    After: 1.e4 c6 2.d4 d5 3.Nc3 dxe4 4.Nxe4 Nf6

    [fen]rnbqkb1r/pp2pppp/2p2n2/8/3PN3/8/PPP2PPP/R1BQKBNR w KQkq - 0 5[/fen]
    The move 4...Nf6 was rejected out of hand with the comment.

    “black plays nf6 resulting in doubled pawns ? not sure about that mate”
    ...[text shortened]... 3.Rxb6+ is a draw. We have all seen it happen.} 41... Rc3 42. Rf4 Rxc4+ {White resigned.}[/pgn]
    Thanks, gp.
  6. 28 Jan '13 17:31
    In my ancient club-praxis (during that time I switched from Naidorf variation), 90 percent of my oponents played 6. Nf3 and the rest of them 6. g3. Almost universal answer on all attemts of the White was 6. ... Bf5.
  7. 28 Jan '13 17:36
    I'm not too knowledgable about the gxf6 lines either. I've played it from both sides and had problems from both sides.

    Theory wise (or somewhat)

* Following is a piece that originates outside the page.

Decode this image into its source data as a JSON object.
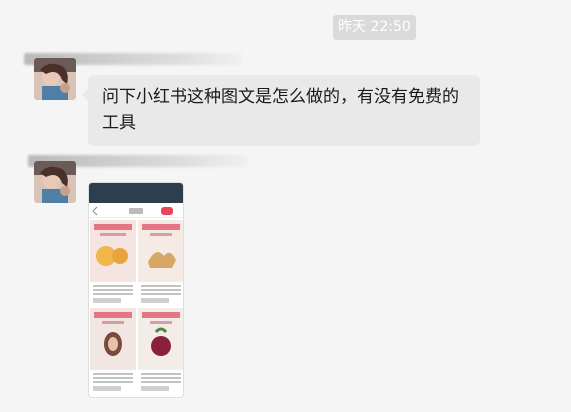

    Dynamics Of Chess Strategy by Jansa had a chapter or so that made black's life very rough in the variation. All I remember is that, it was a pretty convincing positional treatment that left black in bad shape.
  8. Standard member RJHinds
    The Near Genius
    29 Jan '13 00:16 / 1 edit
    Originally posted by paulbuchmanfromfics
    I'm not too knowledgable about the gxf6 lines either. I've played it from both sides and had problems from both sides.

    Theory wise (or somewhat)

    Dynamics Of Chess Strategy by Jansa had a chapter or so that made black's life very rough in the variation. All I remember is that, it was a pretty convincing positional treatment that left black in bad shape.
    I don't like 6.g3 because of the reply 6...Qd5 attacking the h1 rook. However, 6.Bf4 might be a good alternative to Nf3. I'm not sure, but the psitional treatment you were referring to may have began with 6.c3 followed by 7.Be3 making d4 a strong point.

    Now, I don't think my 6.Ne2 is the best continuation for white as greenpawn34 demonstrated in one of the games. However, it is okay following 6.Bc4 as shown in this trap variation below: